for the National Taxpayers Union, an antitax group in Washington.
- It has certainly become a political hot potato. In New
Hampshire, the Republican candidate for governor, Craig Benson, ran on
a platform that he would not increase property taxes. He beat out a Democratic
candidate who said he would reduce property taxes but replace it with some
form of income tax.
- "Property taxes are lightening-rod words around
here," says Doug Morris, a professor of resource economics at the
University of New Hampshire (UNH).
- One of the issues is that the state decided to "equalize"
taxes collected for education. If a town collects more taxes than it needs,
that town becomes a "donor" town with its excess funds going

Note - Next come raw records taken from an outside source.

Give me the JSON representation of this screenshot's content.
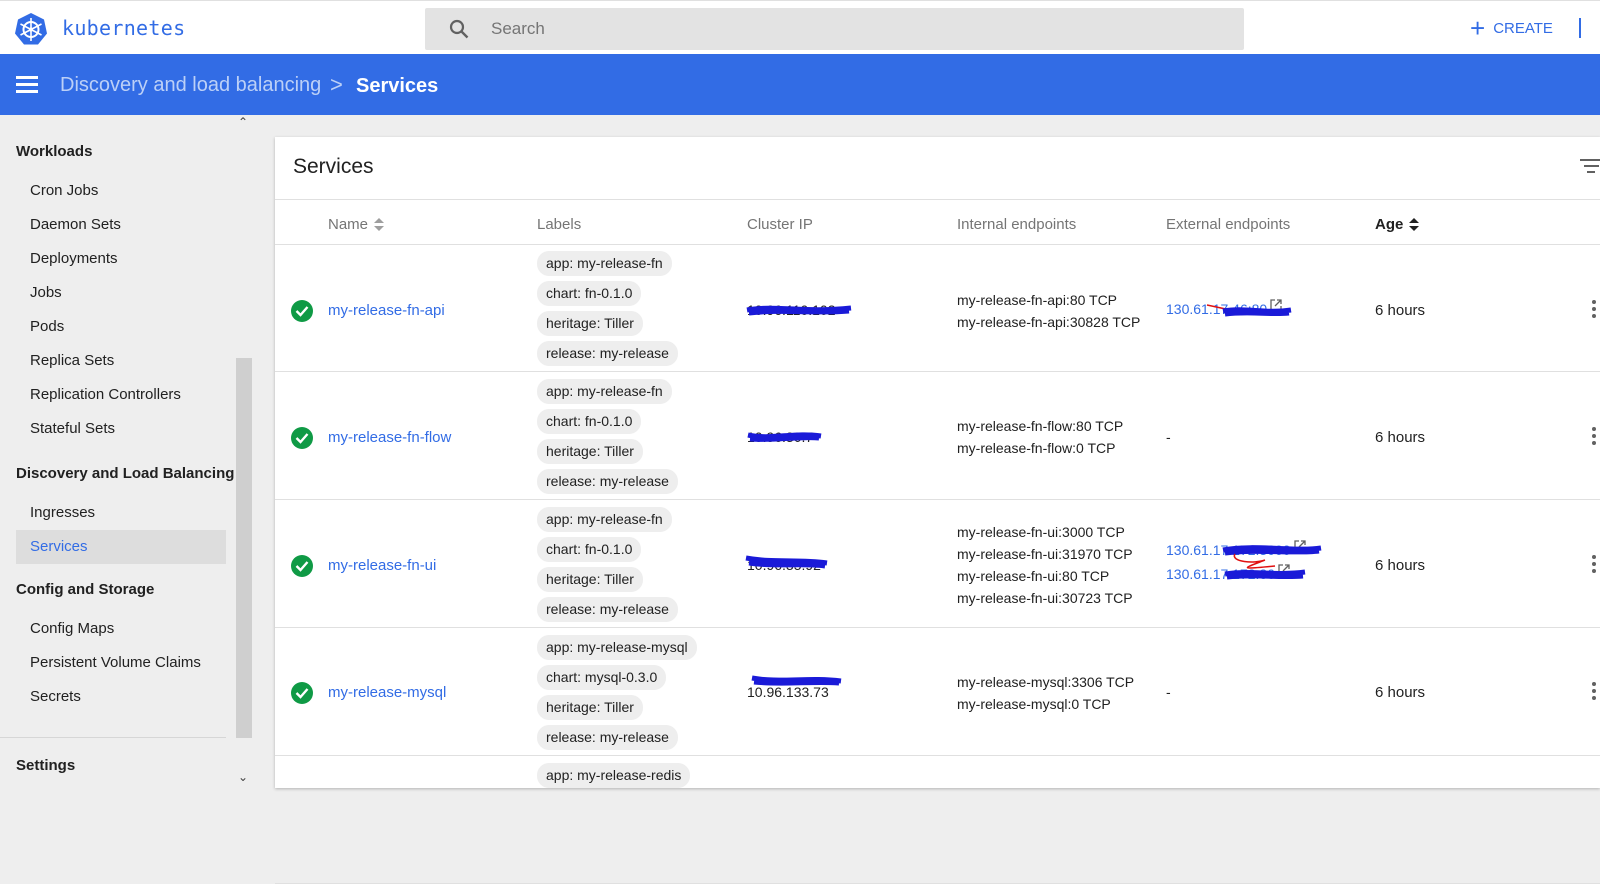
{
  "app": {
    "logo_text": "kubernetes",
    "brand_color": "#326ce5"
  },
  "search": {
    "placeholder": "Search",
    "value": ""
  },
  "actions": {
    "create_label": "CREATE"
  },
  "breadcrumb": {
    "parent": "Discovery and load balancing",
    "separator": ">",
    "current": "Services"
  },
  "sidebar": {
    "sections": [
      {
        "title": "Workloads",
        "items": [
          "Cron Jobs",
          "Daemon Sets",
          "Deployments",
          "Jobs",
          "Pods",
          "Replica Sets",
          "Replication Controllers",
          "Stateful Sets"
        ]
      },
      {
        "title": "Discovery and Load Balancing",
        "items": [
          "Ingresses",
          "Services"
        ]
      },
      {
        "title": "Config and Storage",
        "items": [
          "Config Maps",
          "Persistent Volume Claims",
          "Secrets"
        ]
      },
      {
        "title": "Settings",
        "items": []
      }
    ],
    "active_item": "Services"
  },
  "card": {
    "title": "Services"
  },
  "table": {
    "columns": [
      "Name",
      "Labels",
      "Cluster IP",
      "Internal endpoints",
      "External endpoints",
      "Age"
    ],
    "rows": [
      {
        "status": "ok",
        "name": "my-release-fn-api",
        "labels": [
          "app: my-release-fn",
          "chart: fn-0.1.0",
          "heritage: Tiller",
          "release: my-release"
        ],
        "cluster_ip": "10.96.110.102",
        "internal": [
          "my-release-fn-api:80 TCP",
          "my-release-fn-api:30828 TCP"
        ],
        "external": [
          "130.61.17.46:80"
        ],
        "age": "6 hours"
      },
      {
        "status": "ok",
        "name": "my-release-fn-flow",
        "labels": [
          "app: my-release-fn",
          "chart: fn-0.1.0",
          "heritage: Tiller",
          "release: my-release"
        ],
        "cluster_ip": "10.96.30.7",
        "internal": [
          "my-release-fn-flow:80 TCP",
          "my-release-fn-flow:0 TCP"
        ],
        "external_text": "-",
        "age": "6 hours"
      },
      {
        "status": "ok",
        "name": "my-release-fn-ui",
        "labels": [
          "app: my-release-fn",
          "chart: fn-0.1.0",
          "heritage: Tiller",
          "release: my-release"
        ],
        "cluster_ip": "10.96.35.92",
        "internal": [
          "my-release-fn-ui:3000 TCP",
          "my-release-fn-ui:31970 TCP",
          "my-release-fn-ui:80 TCP",
          "my-release-fn-ui:30723 TCP"
        ],
        "external": [
          "130.61.17.172:3000",
          "130.61.17.172:80"
        ],
        "age": "6 hours"
      },
      {
        "status": "ok",
        "name": "my-release-mysql",
        "labels": [
          "app: my-release-mysql",
          "chart: mysql-0.3.0",
          "heritage: Tiller",
          "release: my-release"
        ],
        "cluster_ip": "10.96.133.73",
        "internal": [
          "my-release-mysql:3306 TCP",
          "my-release-mysql:0 TCP"
        ],
        "external_text": "-",
        "age": "6 hours"
      },
      {
        "status": "ok",
        "name": "",
        "labels": [
          "app: my-release-redis"
        ],
        "age": ""
      }
    ]
  }
}
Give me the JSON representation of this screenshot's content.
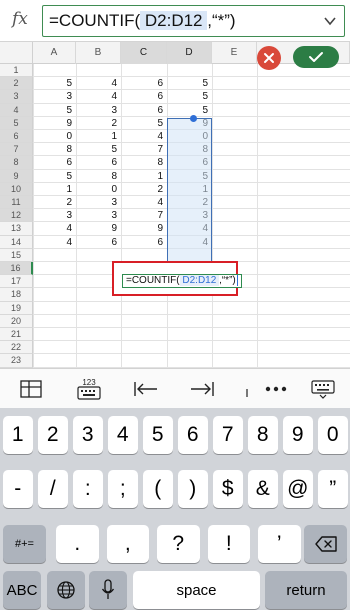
{
  "formula_bar": {
    "fx_label": "fx",
    "formula_prefix": "=COUNTIF(",
    "formula_range": " D2:D12 ",
    "formula_suffix": ",“*”)"
  },
  "columns": [
    "A",
    "B",
    "C",
    "D",
    "E"
  ],
  "rows": [
    "1",
    "2",
    "3",
    "4",
    "5",
    "6",
    "7",
    "8",
    "9",
    "10",
    "11",
    "12",
    "13",
    "14",
    "15",
    "16",
    "17",
    "18",
    "19",
    "20",
    "21",
    "22",
    "23"
  ],
  "data_rows": [
    {
      "row": "2",
      "A": "5",
      "B": "4",
      "C": "6",
      "D": "5"
    },
    {
      "row": "3",
      "A": "3",
      "B": "4",
      "C": "6",
      "D": "5"
    },
    {
      "row": "4",
      "A": "5",
      "B": "3",
      "C": "6",
      "D": "5"
    },
    {
      "row": "5",
      "A": "9",
      "B": "2",
      "C": "5",
      "D": "9"
    },
    {
      "row": "6",
      "A": "0",
      "B": "1",
      "C": "4",
      "D": "0"
    },
    {
      "row": "7",
      "A": "8",
      "B": "5",
      "C": "7",
      "D": "8"
    },
    {
      "row": "8",
      "A": "6",
      "B": "6",
      "C": "8",
      "D": "6"
    },
    {
      "row": "9",
      "A": "5",
      "B": "8",
      "C": "1",
      "D": "5"
    },
    {
      "row": "10",
      "A": "1",
      "B": "0",
      "C": "2",
      "D": "1"
    },
    {
      "row": "11",
      "A": "2",
      "B": "3",
      "C": "4",
      "D": "2"
    },
    {
      "row": "12",
      "A": "3",
      "B": "3",
      "C": "7",
      "D": "3"
    },
    {
      "row": "13",
      "A": "4",
      "B": "9",
      "C": "9",
      "D": "4"
    },
    {
      "row": "14",
      "A": "4",
      "B": "6",
      "C": "6",
      "D": "4"
    }
  ],
  "cell_editor": {
    "prefix": "=COUNTIF(",
    "range": " D2:D12 ",
    "suffix": ",“*”)"
  },
  "actions": {
    "cancel_icon": "close-icon",
    "confirm_icon": "checkmark-icon",
    "cancel_color": "#d9493a",
    "confirm_color": "#2c7d45"
  },
  "toolbar": {
    "items": [
      "table-icon",
      "numeric-keypad-icon",
      "tab-left-icon",
      "tab-right-icon",
      "more-icon",
      "keyboard-icon"
    ],
    "keypad_badge": "123"
  },
  "keyboard": {
    "row1": [
      "1",
      "2",
      "3",
      "4",
      "5",
      "6",
      "7",
      "8",
      "9",
      "0"
    ],
    "row2": [
      "-",
      "/",
      ":",
      ";",
      "(",
      ")",
      "$",
      "&",
      "@",
      "”"
    ],
    "row3_left": "#+=",
    "row3": [
      ".",
      ",",
      "?",
      "!",
      "’"
    ],
    "abc": "ABC",
    "space": "space",
    "return": "return"
  },
  "colors": {
    "accent_green": "#2c7d45",
    "range_blue": "#2f6fd6",
    "highlight_red": "#d81f26"
  }
}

to "receiver" communities that don't have as much for education.
- "The towns that are donor towns are raising the
roof," says Ed Jansen, another UNH professor and a selectman in Rollinsford
- a receiver town.
- Not surprisingly, it's hard to get voters to approve
property-tax increases. On Election Day, the San Francisco Bay area voted
down a proposal to increase property taxes to strengthen the Bay Area Rapid
Transit (BART) against earthquakes.
- Meanwhile in New Jersey, the mayor of Millburn Township,
an upscale community, is trying to secede from the more urban Essex County
in part because of property taxes, which recently rose.
- By moving to adjoining Morris County - which also includes
Millburn's US representative, thanks to a recent redistricting - each household
would save about $2,700 to $3,000 in taxes. "We had a nonbinding referendum,
and 88 percent said they wanted to move to another county," says Thomas
McDermott, the mayor. "I'm a third-generation Essex County resident,
and I've heard these cries of overtaxation for years from my grandparents
- On Nov. 6, Morris County voted to accept the New Jersey
community, and it's now up to the state Legislature to approve the shift.
Essex County Executive James Treffinger says he respects Millburn's right
to decide its own future, but he wants the residents to remain a part of
- Politicians are more than aware of the effect of headlines
announcing higher property taxes. For example, in Lehigh County, Ms. Ervin
says the 70 percent increase caused a stir. She notes, however, that a
comparable dollar increase - but not percent increase - in Allentown, the
county seat, did not make as many headlines.
- "There was an overreaction by a lot of residents
exacerbated by the 70 percent tag," she says.
- Carol Koenig, an interior decorator in Allentown, says
her first thought was that of a "huge" increase. She wondered
what the county is going to do with the money. "I understand they
want to do more fire protection and pay the police better," she says.
"I am sure we were probably due for this, but it's just that everyone
has their hand out."
- To try to calm the political waters, Ms. Ervin decided
to go on the offensive, explaining to voters why the county had to hike
the property tax for the first time in 12 years. No, the hike is not going
to pay the police, she told residents (that's paid for by municipal taxes).
Instead, she points to other services, such as the two nursing homes run
by the county.
- "We have no mandate to provide them, but it adds
to the quality of life here," she says. "But the state regulates
them, and they are constantly increasing the standards without providing
- She has tried to explain to voters that the county, by
state law, has no other way to raise money. "Is the system correct?"
she asks, answering, "No, we need more flexibility to address changes
- Earlier this month, the Lehigh County commissioners began
looking at the budget. They made some cuts in services and proposed scaling
back Ervin's property tax hike. But once the budget is finalized, a tax
hike is still likely to be there.